● **Work request**: Using the word "JEECUP" as the filter, copy each matching line from the records.

Saved data entries
* * * * * * * * *

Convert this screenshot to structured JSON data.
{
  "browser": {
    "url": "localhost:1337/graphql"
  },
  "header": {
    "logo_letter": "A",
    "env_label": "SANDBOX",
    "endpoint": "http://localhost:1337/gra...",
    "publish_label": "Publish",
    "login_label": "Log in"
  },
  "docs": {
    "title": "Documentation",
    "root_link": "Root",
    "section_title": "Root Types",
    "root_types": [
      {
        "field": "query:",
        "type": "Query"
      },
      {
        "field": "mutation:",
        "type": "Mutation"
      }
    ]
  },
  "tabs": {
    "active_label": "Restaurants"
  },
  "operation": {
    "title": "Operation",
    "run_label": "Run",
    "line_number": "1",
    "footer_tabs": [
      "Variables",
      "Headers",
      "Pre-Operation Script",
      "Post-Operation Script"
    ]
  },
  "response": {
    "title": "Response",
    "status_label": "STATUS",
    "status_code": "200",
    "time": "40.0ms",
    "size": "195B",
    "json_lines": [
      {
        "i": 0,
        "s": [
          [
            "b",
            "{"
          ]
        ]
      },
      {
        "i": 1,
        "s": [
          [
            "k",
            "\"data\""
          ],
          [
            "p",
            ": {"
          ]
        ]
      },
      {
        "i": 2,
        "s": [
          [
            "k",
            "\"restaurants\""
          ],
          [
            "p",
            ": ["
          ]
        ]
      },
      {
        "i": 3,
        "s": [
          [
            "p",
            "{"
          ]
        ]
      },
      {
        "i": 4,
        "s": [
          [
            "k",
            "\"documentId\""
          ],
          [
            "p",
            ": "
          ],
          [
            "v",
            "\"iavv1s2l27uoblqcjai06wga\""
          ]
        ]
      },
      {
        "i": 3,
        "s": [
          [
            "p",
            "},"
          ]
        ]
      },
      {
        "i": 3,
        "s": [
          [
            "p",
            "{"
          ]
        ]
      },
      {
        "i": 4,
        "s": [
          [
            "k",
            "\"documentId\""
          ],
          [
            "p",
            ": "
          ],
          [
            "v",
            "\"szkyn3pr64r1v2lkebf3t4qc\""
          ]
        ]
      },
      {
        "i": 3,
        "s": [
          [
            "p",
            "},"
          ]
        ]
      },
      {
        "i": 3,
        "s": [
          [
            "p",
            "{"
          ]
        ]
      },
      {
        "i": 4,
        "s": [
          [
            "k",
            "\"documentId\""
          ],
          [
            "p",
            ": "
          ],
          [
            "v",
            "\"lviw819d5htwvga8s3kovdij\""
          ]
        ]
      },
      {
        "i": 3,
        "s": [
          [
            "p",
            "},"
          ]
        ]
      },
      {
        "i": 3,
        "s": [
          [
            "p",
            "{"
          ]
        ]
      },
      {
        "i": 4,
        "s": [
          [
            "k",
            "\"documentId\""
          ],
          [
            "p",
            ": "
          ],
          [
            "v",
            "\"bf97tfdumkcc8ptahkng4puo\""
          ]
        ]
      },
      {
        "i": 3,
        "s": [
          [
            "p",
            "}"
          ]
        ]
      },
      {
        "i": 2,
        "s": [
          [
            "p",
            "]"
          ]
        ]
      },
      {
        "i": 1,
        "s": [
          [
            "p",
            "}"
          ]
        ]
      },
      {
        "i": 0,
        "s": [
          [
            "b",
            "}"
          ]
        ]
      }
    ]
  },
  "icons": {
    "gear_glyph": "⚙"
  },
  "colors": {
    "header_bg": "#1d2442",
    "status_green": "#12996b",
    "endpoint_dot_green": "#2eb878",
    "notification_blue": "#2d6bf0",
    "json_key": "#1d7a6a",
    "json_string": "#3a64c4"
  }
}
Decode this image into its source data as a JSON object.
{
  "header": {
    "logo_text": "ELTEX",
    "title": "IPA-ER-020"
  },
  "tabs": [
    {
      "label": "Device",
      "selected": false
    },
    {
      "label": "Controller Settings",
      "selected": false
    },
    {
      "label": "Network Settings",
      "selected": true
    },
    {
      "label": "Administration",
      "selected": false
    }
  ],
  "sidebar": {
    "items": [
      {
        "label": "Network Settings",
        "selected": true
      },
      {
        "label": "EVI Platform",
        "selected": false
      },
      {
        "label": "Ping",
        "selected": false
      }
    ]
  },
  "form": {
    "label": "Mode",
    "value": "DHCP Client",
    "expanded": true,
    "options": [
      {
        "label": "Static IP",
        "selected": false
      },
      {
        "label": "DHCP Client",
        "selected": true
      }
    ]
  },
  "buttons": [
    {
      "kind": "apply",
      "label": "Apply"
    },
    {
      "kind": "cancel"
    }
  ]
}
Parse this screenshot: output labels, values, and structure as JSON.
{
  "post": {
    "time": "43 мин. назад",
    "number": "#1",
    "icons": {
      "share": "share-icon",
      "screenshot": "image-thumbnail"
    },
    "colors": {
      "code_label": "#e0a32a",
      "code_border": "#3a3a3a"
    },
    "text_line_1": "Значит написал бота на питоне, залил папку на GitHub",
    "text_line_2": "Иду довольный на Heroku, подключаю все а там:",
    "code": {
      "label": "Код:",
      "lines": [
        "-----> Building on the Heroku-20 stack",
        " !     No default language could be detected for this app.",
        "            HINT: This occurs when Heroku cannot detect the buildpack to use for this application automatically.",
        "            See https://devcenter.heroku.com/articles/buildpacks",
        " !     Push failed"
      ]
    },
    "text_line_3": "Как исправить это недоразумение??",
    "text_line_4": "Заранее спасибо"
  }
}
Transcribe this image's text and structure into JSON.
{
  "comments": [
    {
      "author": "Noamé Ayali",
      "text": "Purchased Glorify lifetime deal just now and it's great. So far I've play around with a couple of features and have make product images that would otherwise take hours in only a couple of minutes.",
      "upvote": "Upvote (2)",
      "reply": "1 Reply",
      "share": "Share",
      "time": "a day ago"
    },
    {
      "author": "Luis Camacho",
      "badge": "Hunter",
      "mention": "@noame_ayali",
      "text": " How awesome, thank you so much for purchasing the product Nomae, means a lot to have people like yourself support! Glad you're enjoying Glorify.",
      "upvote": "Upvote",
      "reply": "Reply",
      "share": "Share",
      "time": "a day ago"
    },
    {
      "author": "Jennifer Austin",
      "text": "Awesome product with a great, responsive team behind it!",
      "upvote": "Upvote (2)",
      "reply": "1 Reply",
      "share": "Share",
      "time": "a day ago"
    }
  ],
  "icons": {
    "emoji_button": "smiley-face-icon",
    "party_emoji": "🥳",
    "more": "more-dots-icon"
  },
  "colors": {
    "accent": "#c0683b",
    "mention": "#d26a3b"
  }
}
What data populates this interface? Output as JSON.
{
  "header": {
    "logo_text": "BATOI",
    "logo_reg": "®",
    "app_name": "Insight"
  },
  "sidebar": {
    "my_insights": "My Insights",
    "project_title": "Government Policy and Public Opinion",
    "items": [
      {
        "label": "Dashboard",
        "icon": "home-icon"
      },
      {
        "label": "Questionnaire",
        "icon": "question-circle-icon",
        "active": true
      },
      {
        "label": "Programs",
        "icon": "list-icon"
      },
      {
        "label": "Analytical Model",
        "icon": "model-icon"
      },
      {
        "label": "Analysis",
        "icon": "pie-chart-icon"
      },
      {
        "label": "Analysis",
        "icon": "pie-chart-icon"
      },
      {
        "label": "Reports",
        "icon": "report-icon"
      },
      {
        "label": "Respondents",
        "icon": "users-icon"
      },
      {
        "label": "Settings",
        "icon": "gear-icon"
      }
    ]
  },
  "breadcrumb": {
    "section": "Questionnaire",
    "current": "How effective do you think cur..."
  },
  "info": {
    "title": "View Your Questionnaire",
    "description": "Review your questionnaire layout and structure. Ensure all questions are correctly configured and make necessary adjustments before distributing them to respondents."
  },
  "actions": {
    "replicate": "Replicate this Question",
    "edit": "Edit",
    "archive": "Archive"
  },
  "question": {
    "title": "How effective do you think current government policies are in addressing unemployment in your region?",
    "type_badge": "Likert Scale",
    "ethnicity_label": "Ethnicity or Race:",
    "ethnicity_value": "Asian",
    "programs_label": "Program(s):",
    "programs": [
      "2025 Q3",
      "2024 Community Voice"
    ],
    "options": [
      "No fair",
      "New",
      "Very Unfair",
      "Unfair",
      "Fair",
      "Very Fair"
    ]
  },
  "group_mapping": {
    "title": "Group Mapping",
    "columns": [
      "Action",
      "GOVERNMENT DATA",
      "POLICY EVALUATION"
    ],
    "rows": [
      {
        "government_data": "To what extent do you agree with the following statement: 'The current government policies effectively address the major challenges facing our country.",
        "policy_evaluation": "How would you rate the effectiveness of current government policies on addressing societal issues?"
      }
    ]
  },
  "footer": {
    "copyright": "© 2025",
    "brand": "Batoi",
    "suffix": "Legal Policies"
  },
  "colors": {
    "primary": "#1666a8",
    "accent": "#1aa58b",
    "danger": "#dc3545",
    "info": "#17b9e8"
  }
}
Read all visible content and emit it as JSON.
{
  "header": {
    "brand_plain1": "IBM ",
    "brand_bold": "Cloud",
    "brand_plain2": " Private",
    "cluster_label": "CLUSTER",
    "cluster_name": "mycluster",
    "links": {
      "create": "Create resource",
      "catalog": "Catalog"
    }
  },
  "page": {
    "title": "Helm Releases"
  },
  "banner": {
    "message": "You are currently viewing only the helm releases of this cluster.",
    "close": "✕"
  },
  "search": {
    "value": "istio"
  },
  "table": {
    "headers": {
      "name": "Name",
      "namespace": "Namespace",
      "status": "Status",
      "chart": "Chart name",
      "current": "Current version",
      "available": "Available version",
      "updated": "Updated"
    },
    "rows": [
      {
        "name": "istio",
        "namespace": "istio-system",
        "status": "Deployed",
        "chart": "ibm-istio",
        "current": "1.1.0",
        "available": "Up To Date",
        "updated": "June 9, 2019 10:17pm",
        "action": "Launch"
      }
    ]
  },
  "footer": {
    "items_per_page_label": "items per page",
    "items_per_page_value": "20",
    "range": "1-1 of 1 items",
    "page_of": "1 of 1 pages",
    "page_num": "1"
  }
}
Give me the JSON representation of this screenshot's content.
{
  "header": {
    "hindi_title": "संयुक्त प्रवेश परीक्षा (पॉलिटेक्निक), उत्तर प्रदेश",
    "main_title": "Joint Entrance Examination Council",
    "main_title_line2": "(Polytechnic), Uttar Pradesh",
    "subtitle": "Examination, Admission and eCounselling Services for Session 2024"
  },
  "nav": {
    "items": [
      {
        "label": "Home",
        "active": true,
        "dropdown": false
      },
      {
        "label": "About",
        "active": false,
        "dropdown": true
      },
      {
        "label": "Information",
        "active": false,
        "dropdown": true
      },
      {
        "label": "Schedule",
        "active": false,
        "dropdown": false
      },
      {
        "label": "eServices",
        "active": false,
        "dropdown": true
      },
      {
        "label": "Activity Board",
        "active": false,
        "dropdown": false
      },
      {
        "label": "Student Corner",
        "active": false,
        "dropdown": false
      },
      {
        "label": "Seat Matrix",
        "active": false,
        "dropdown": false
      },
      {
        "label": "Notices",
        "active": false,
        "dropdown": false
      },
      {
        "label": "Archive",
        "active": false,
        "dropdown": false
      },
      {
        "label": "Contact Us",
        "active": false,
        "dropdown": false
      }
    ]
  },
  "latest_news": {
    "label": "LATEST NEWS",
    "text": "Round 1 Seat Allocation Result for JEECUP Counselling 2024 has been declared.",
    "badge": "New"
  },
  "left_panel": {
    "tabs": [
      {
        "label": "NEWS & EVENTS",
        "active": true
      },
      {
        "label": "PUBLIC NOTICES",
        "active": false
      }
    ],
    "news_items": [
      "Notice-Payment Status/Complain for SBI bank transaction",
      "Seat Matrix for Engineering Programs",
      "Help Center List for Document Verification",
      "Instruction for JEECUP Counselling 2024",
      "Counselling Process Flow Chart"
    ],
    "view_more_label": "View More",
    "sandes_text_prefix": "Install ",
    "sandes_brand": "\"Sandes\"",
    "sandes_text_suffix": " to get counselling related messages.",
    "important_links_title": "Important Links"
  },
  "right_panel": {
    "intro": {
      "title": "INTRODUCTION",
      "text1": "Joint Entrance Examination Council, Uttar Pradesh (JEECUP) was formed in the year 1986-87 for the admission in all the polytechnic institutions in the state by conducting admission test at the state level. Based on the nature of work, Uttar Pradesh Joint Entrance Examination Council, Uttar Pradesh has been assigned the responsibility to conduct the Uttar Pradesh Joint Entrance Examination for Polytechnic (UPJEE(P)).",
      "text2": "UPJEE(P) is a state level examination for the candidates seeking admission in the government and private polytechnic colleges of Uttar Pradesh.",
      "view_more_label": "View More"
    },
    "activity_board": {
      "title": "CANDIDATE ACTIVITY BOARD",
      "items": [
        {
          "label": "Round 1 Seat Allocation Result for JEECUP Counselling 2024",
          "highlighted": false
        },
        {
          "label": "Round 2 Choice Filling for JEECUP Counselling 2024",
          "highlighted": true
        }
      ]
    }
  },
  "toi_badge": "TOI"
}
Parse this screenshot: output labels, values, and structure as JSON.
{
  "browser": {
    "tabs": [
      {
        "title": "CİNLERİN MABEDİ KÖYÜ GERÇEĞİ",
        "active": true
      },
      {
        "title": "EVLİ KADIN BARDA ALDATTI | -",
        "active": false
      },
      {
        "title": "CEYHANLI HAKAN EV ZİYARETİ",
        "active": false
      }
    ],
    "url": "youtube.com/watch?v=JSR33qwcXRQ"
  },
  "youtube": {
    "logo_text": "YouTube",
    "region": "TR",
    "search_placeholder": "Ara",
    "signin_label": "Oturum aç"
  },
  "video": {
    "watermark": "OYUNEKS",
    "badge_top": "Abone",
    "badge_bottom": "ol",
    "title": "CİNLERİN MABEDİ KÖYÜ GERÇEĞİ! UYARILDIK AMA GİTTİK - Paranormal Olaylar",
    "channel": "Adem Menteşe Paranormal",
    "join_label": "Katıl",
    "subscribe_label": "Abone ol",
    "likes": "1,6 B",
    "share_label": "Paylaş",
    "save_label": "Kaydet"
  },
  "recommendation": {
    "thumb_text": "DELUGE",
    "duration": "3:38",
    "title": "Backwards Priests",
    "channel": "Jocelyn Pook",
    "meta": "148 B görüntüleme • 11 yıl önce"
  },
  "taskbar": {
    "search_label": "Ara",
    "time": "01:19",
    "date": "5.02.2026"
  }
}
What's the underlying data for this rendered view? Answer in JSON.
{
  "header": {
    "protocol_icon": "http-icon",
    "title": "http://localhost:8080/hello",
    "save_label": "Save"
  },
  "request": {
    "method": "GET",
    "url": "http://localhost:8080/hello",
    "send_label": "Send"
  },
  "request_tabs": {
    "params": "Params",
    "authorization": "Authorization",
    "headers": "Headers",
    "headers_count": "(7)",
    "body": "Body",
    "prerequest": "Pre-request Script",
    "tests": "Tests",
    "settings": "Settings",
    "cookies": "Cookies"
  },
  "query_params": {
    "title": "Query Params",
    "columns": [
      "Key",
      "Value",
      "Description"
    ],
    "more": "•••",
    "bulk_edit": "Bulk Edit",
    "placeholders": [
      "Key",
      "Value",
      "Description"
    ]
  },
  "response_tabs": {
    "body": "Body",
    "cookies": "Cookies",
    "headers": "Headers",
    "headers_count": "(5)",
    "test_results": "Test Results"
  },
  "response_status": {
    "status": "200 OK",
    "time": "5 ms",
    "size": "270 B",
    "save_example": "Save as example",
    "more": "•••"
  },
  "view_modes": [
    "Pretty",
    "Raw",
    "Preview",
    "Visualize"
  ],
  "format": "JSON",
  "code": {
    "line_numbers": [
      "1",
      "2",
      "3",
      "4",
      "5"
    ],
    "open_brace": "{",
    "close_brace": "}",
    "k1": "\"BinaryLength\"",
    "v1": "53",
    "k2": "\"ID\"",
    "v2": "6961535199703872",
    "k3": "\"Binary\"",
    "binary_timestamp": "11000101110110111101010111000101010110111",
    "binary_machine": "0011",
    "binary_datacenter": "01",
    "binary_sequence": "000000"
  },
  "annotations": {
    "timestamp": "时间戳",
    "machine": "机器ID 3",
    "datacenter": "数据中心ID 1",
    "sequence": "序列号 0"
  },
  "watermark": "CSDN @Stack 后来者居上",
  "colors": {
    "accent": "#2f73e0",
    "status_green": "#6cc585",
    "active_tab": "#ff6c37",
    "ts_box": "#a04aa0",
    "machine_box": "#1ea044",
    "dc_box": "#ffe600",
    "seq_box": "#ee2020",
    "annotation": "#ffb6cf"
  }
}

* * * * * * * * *

● **Answer for the task**:
    "text": "Round 1 Seat Allocation Result for JEECUP Counselling 2024 has been declared.",
      "Instruction for JEECUP Counselling 2024",
      "text1": "Joint Entrance Examination Council, Uttar Pradesh (JEECUP) was formed in the year 1986-87 for the admission in all the polytechnic institutions in the state by conducting admission test at the state level. Based on the nature of work, Uttar Pradesh Joint Entrance Examination Council, Uttar Pradesh has been assigned the responsibility to conduct the Uttar Pradesh Joint Entrance Examination for Polytechnic (UPJEE(P)).",
          "label": "Round 1 Seat Allocation Result for JEECUP Counselling 2024",
          "label": "Round 2 Choice Filling for JEECUP Counselling 2024",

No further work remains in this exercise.